When he's not under-dressing for a friend's wedding (though not as egregiously as Alex Semin), Washington Capitals star Alex Ovechkin(notes) has an offseason to consider the events of his most frustrating year as a professional hockey player, and how to respond to that adversity.
From the Winter Olympics embarrassment to the first-round embarrassment to the Montreal Canadiens to the suspensions to the scrutiny his attitude and aggression received during last season, Ovechkin experienced several potentially transformative months as a leader and as a star.
Slava Malamud had an excellent analysis of these challenges in the Russian-language Sport-Express (translated by Tuvanhillbilly on Japers' Rink), and how arguably the best player in the world will react to them. They being with an essential question: Has the NHL figured out how to defend Ovechkin's game?
From Sport-Express, via Japers':
It is impossible to deny that opponents have, at the very least, figured out how to play against him. His favorite moves are watched endlessly on video, and rare is the defenseman who doesn't yet know that when Ovechkin starts to dance at full speed, preparing for a run at the flank, you don't look at his hands or the puck, but at where he points his chest. Everyone knows his favorite point to shoot from and how he executes his firm wrist shot from under the defenseman. Many have noticed that Alexander is much more effective when the puck is on his right side and that he is much less effective passing from his weak side. Knowing this, his opponents can more easily take away his chances. It's no coincidence that for the third year in a row in the playoffs the main anti-Ovechkin weapon was the blocked shot.

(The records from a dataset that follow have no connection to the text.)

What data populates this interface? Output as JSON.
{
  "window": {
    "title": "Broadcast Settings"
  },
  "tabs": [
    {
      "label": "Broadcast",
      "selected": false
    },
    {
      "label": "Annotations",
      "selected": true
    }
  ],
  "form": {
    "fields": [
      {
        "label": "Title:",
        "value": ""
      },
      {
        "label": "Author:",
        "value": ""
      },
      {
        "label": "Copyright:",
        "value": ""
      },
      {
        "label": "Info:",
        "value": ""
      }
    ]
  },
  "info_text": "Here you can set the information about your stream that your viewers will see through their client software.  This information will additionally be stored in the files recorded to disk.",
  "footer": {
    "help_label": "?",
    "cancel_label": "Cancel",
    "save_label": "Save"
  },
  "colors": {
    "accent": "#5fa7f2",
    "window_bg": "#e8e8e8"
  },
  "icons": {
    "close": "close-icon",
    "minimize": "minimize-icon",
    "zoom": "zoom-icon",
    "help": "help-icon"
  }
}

Slava notes that opponents have mentioned Ovechkin's lack of "variety" when it comes to his offensive maneuvers. It's hard to fathom a human highlight reel needing some new tricks, but that's in inference.
As for a prognosis, Malamud offers the following assessment of Ovechkin:
I think that if Ovechkin really wants to "adjust" himself to the changing reality, then the first step is to become more judicious. He won't, for example, make crushing blows simply because his blood is boiling and his shoulder is itching. He'll start to save them for those situations where they are absolutely necessary. He might also add to his arsenal of tricks and offensive moves, especially now that he has a super-class center in Backstrom.
It also seems that, for some reason, Alexander is slightly dimming his mass-media star, becoming more reserved in post-game comments, offering up a fair share of charisma for the sake of peace of mind. He might even turn into a cool and charming professional like Sergei Fedorov.
Maybe down the road he does; for now, it's frustrating to think that Ovechkin's spirit would have been anchored to the point where he pulls back like that.
(Wonder if the Winter Classic finalists trend had something to do with that?)
Sidney Crosby(notes) and Jonathan Toews(notes) have gold medals and Stanley Cup rings. Evgeni Malkin(notes) has a ring, too, and a Conn Smythe trophy. Ovechkin's success or failure in that department rests with his teammates; but from an aesthetic standpoint, he's lagging behind his peers in championship moments in a significant way.
As Malamud opined: "Everyone matures, everyone changes, and if other NHL players are adapting their game to Ovechkin, then for Ovechkin himself to not change and improve would be a sin."